Natural fabric sofas are more susceptible to stains and spills than leather or synthetic materials, and some fabrics are harder to clean than others. Heavy staining can be an issue for sofa material that’s in daily use, especially if kids are involved. This is why many parents choose leather because of its stain-resistant qualities!
Regular cleaning will keep your fabric sofa looking clean and fresh, so try to make it part of your cleaning schedule.
Some people may be allergic to certain types of fabric or dyes used in fabric sofas, which can cause skin irritation or respiratory problems.
In addition, the fabric can trap dust mites, pet hair and pet dander. It’s not these that cause the allergic reaction themselves, it’s the proteins in dust mite droppings and in the natural oils in hair and dander. Either way, it’s bad news for allergy sufferers!
You can reduce the effects by vacuuming your fabric sofa regularly (and by keeping pets off the furniture!) but it will always be a risk.
Leather Vs Fabric – The Verdict
So, should you get a leather or fabric sofa? Which one is best?
Well, it’s essentially going to come down to personal preferences!
We’ve explored the pros and cons of both, so let’s have a quick recap of what we discovered:
- Visual appeal
- Generally easier to clean
- Lasts longer
- Comfortable but can be a problem in hot or cold conditions
- Typically more expensive
- A bigger choice of colour, texture and style
- Usually much cheaper
- More difficult to clean
- Many fabrics aren’t allergy-friendly
- Generally very comfortable
- A shorter lifespan than leather sofas
In the end, the final decision is yours in the battle of leather Vs fabric! Whatever you decide, whether your new sofa is leather or fabric, it’s a good idea to go as high as your budget will allow. Invest in products to help you keep them looking great, like stain-resistant coatings and protective conditioners for leather.
Fabric sofas can be kept in good condition through regular vacuuming and cleaning, and it’s wise to keep them out of strong sunlight if possible.
For most people, the expense will be the biggest factor. If you can afford a leather sofa and you are willing to make the effort to give it the care it needs, then your reward will be a seriously stylish piece of furniture that you’ll treasure for years.
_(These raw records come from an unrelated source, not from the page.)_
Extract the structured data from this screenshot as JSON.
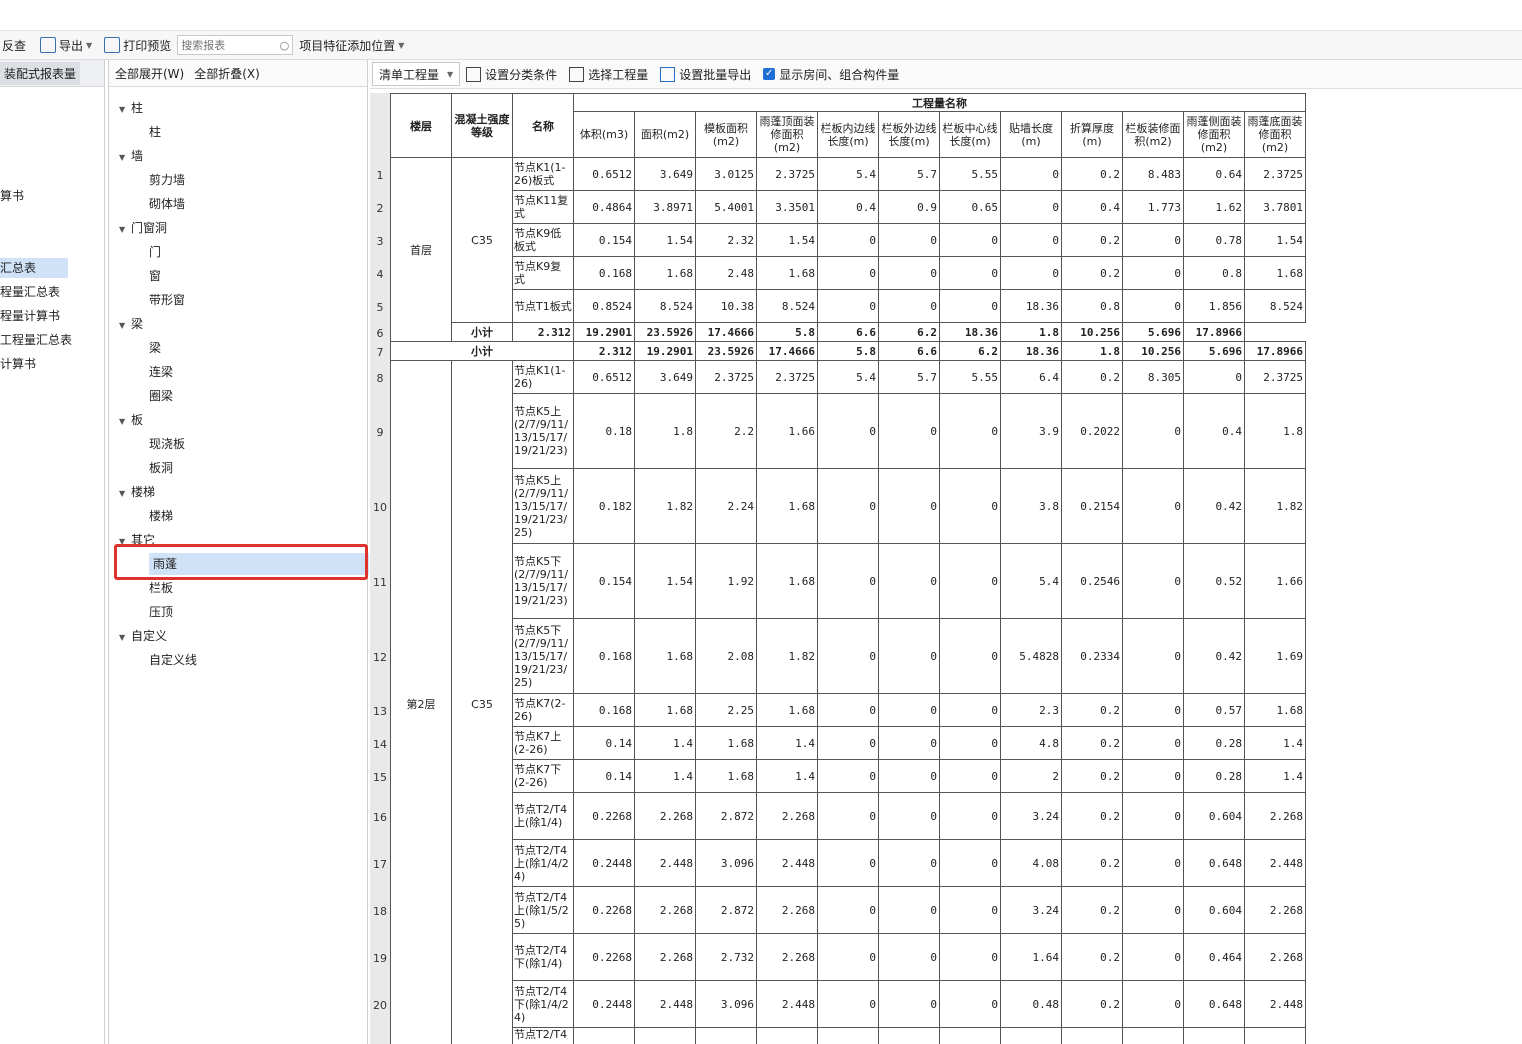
{
  "toolbar": {
    "check_label": "反查",
    "export_label": "导出",
    "print_label": "打印预览",
    "search_placeholder": "搜索报表",
    "feature_label": "项目特征添加位置"
  },
  "left_panel": {
    "header": "装配式报表量",
    "items": [
      {
        "label": "算书"
      },
      {
        "label": "汇总表"
      },
      {
        "label": "程量汇总表"
      },
      {
        "label": "程量计算书"
      },
      {
        "label": "工程量汇总表"
      },
      {
        "label": "计算书"
      }
    ]
  },
  "tree_panel": {
    "expand_all": "全部展开(W)",
    "collapse_all": "全部折叠(X)",
    "nodes": [
      {
        "label": "柱",
        "level": 0
      },
      {
        "label": "柱",
        "level": 1
      },
      {
        "label": "墙",
        "level": 0
      },
      {
        "label": "剪力墙",
        "level": 1
      },
      {
        "label": "砌体墙",
        "level": 1
      },
      {
        "label": "门窗洞",
        "level": 0
      },
      {
        "label": "门",
        "level": 1
      },
      {
        "label": "窗",
        "level": 1
      },
      {
        "label": "带形窗",
        "level": 1
      },
      {
        "label": "梁",
        "level": 0
      },
      {
        "label": "梁",
        "level": 1
      },
      {
        "label": "连梁",
        "level": 1
      },
      {
        "label": "圈梁",
        "level": 1
      },
      {
        "label": "板",
        "level": 0
      },
      {
        "label": "现浇板",
        "level": 1
      },
      {
        "label": "板洞",
        "level": 1
      },
      {
        "label": "楼梯",
        "level": 0
      },
      {
        "label": "楼梯",
        "level": 1
      },
      {
        "label": "其它",
        "level": 0
      },
      {
        "label": "雨蓬",
        "level": 1,
        "selected": true
      },
      {
        "label": "栏板",
        "level": 1
      },
      {
        "label": "压顶",
        "level": 1
      },
      {
        "label": "自定义",
        "level": 0
      },
      {
        "label": "自定义线",
        "level": 1
      }
    ]
  },
  "report_toolbar": {
    "dropdown": "清单工程量",
    "set_category": "设置分类条件",
    "select_quantity": "选择工程量",
    "batch_export": "设置批量导出",
    "show_rooms": "显示房间、组合构件量"
  },
  "table": {
    "h_floor": "楼层",
    "h_grade": "混凝土强度等级",
    "h_name": "名称",
    "h_group": "工程量名称",
    "columns": [
      "体积(m3)",
      "面积(m2)",
      "模板面积(m2)",
      "雨蓬顶面装修面积(m2)",
      "栏板内边线长度(m)",
      "栏板外边线长度(m)",
      "栏板中心线长度(m)",
      "贴墙长度(m)",
      "折算厚度(m)",
      "栏板装修面积(m2)",
      "雨蓬侧面装修面积(m2)",
      "雨蓬底面装修面积(m2)"
    ],
    "floor1": "首层",
    "floor2": "第2层",
    "grade1": "C35",
    "grade2": "C35",
    "subtotal_label": "小计",
    "total_label": "小计",
    "rows": [
      {
        "no": "1",
        "name": "节点K1(1-26)板式",
        "v": [
          "0.6512",
          "3.649",
          "3.0125",
          "2.3725",
          "5.4",
          "5.7",
          "5.55",
          "0",
          "0.2",
          "8.483",
          "0.64",
          "2.3725"
        ]
      },
      {
        "no": "2",
        "name": "节点K11复式",
        "v": [
          "0.4864",
          "3.8971",
          "5.4001",
          "3.3501",
          "0.4",
          "0.9",
          "0.65",
          "0",
          "0.4",
          "1.773",
          "1.62",
          "3.7801"
        ]
      },
      {
        "no": "3",
        "name": "节点K9低板式",
        "v": [
          "0.154",
          "1.54",
          "2.32",
          "1.54",
          "0",
          "0",
          "0",
          "0",
          "0.2",
          "0",
          "0.78",
          "1.54"
        ]
      },
      {
        "no": "4",
        "name": "节点K9复式",
        "v": [
          "0.168",
          "1.68",
          "2.48",
          "1.68",
          "0",
          "0",
          "0",
          "0",
          "0.2",
          "0",
          "0.8",
          "1.68"
        ]
      },
      {
        "no": "5",
        "name": "节点T1板式",
        "v": [
          "0.8524",
          "8.524",
          "10.38",
          "8.524",
          "0",
          "0",
          "0",
          "18.36",
          "0.8",
          "0",
          "1.856",
          "8.524"
        ]
      },
      {
        "no": "6",
        "sub": true,
        "v": [
          "2.312",
          "19.2901",
          "23.5926",
          "17.4666",
          "5.8",
          "6.6",
          "6.2",
          "18.36",
          "1.8",
          "10.256",
          "5.696",
          "17.8966"
        ]
      },
      {
        "no": "7",
        "total": true,
        "v": [
          "2.312",
          "19.2901",
          "23.5926",
          "17.4666",
          "5.8",
          "6.6",
          "6.2",
          "18.36",
          "1.8",
          "10.256",
          "5.696",
          "17.8966"
        ]
      },
      {
        "no": "8",
        "name": "节点K1(1-26)",
        "v": [
          "0.6512",
          "3.649",
          "2.3725",
          "2.3725",
          "5.4",
          "5.7",
          "5.55",
          "6.4",
          "0.2",
          "8.305",
          "0",
          "2.3725"
        ]
      },
      {
        "no": "9",
        "name": "节点K5上(2/7/9/11/13/15/17/19/21/23)",
        "v": [
          "0.18",
          "1.8",
          "2.2",
          "1.66",
          "0",
          "0",
          "0",
          "3.9",
          "0.2022",
          "0",
          "0.4",
          "1.8"
        ]
      },
      {
        "no": "10",
        "name": "节点K5上(2/7/9/11/13/15/17/19/21/23/25)",
        "v": [
          "0.182",
          "1.82",
          "2.24",
          "1.68",
          "0",
          "0",
          "0",
          "3.8",
          "0.2154",
          "0",
          "0.42",
          "1.82"
        ]
      },
      {
        "no": "11",
        "name": "节点K5下(2/7/9/11/13/15/17/19/21/23)",
        "v": [
          "0.154",
          "1.54",
          "1.92",
          "1.68",
          "0",
          "0",
          "0",
          "5.4",
          "0.2546",
          "0",
          "0.52",
          "1.66"
        ]
      },
      {
        "no": "12",
        "name": "节点K5下(2/7/9/11/13/15/17/19/21/23/25)",
        "v": [
          "0.168",
          "1.68",
          "2.08",
          "1.82",
          "0",
          "0",
          "0",
          "5.4828",
          "0.2334",
          "0",
          "0.42",
          "1.69"
        ]
      },
      {
        "no": "13",
        "name": "节点K7(2-26)",
        "v": [
          "0.168",
          "1.68",
          "2.25",
          "1.68",
          "0",
          "0",
          "0",
          "2.3",
          "0.2",
          "0",
          "0.57",
          "1.68"
        ]
      },
      {
        "no": "14",
        "name": "节点K7上(2-26)",
        "v": [
          "0.14",
          "1.4",
          "1.68",
          "1.4",
          "0",
          "0",
          "0",
          "4.8",
          "0.2",
          "0",
          "0.28",
          "1.4"
        ]
      },
      {
        "no": "15",
        "name": "节点K7下(2-26)",
        "v": [
          "0.14",
          "1.4",
          "1.68",
          "1.4",
          "0",
          "0",
          "0",
          "2",
          "0.2",
          "0",
          "0.28",
          "1.4"
        ]
      },
      {
        "no": "16",
        "name": "节点T2/T4上(除1/4)",
        "v": [
          "0.2268",
          "2.268",
          "2.872",
          "2.268",
          "0",
          "0",
          "0",
          "3.24",
          "0.2",
          "0",
          "0.604",
          "2.268"
        ]
      },
      {
        "no": "17",
        "name": "节点T2/T4上(除1/4/24)",
        "v": [
          "0.2448",
          "2.448",
          "3.096",
          "2.448",
          "0",
          "0",
          "0",
          "4.08",
          "0.2",
          "0",
          "0.648",
          "2.448"
        ]
      },
      {
        "no": "18",
        "name": "节点T2/T4上(除1/5/25)",
        "v": [
          "0.2268",
          "2.268",
          "2.872",
          "2.268",
          "0",
          "0",
          "0",
          "3.24",
          "0.2",
          "0",
          "0.604",
          "2.268"
        ]
      },
      {
        "no": "19",
        "name": "节点T2/T4下(除1/4)",
        "v": [
          "0.2268",
          "2.268",
          "2.732",
          "2.268",
          "0",
          "0",
          "0",
          "1.64",
          "0.2",
          "0",
          "0.464",
          "2.268"
        ]
      },
      {
        "no": "20",
        "name": "节点T2/T4下(除1/4/24)",
        "v": [
          "0.2448",
          "2.448",
          "3.096",
          "2.448",
          "0",
          "0",
          "0",
          "0.48",
          "0.2",
          "0",
          "0.648",
          "2.448"
        ]
      },
      {
        "no": "",
        "name": "节点T2/T4",
        "partial": true,
        "v": [
          "",
          "",
          "",
          "",
          "",
          "",
          "",
          "",
          "",
          "",
          "",
          ""
        ]
      }
    ]
  }
}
Alternatively, a good-quality fabric sofa will serve you well, and you’re more likely to find a design that will fit your personal style without straining your budget too far.
Leather Sofa Vs Fabric Sofa – Which Is Better? is courtesy of Homes Direct 365 Shabby Chic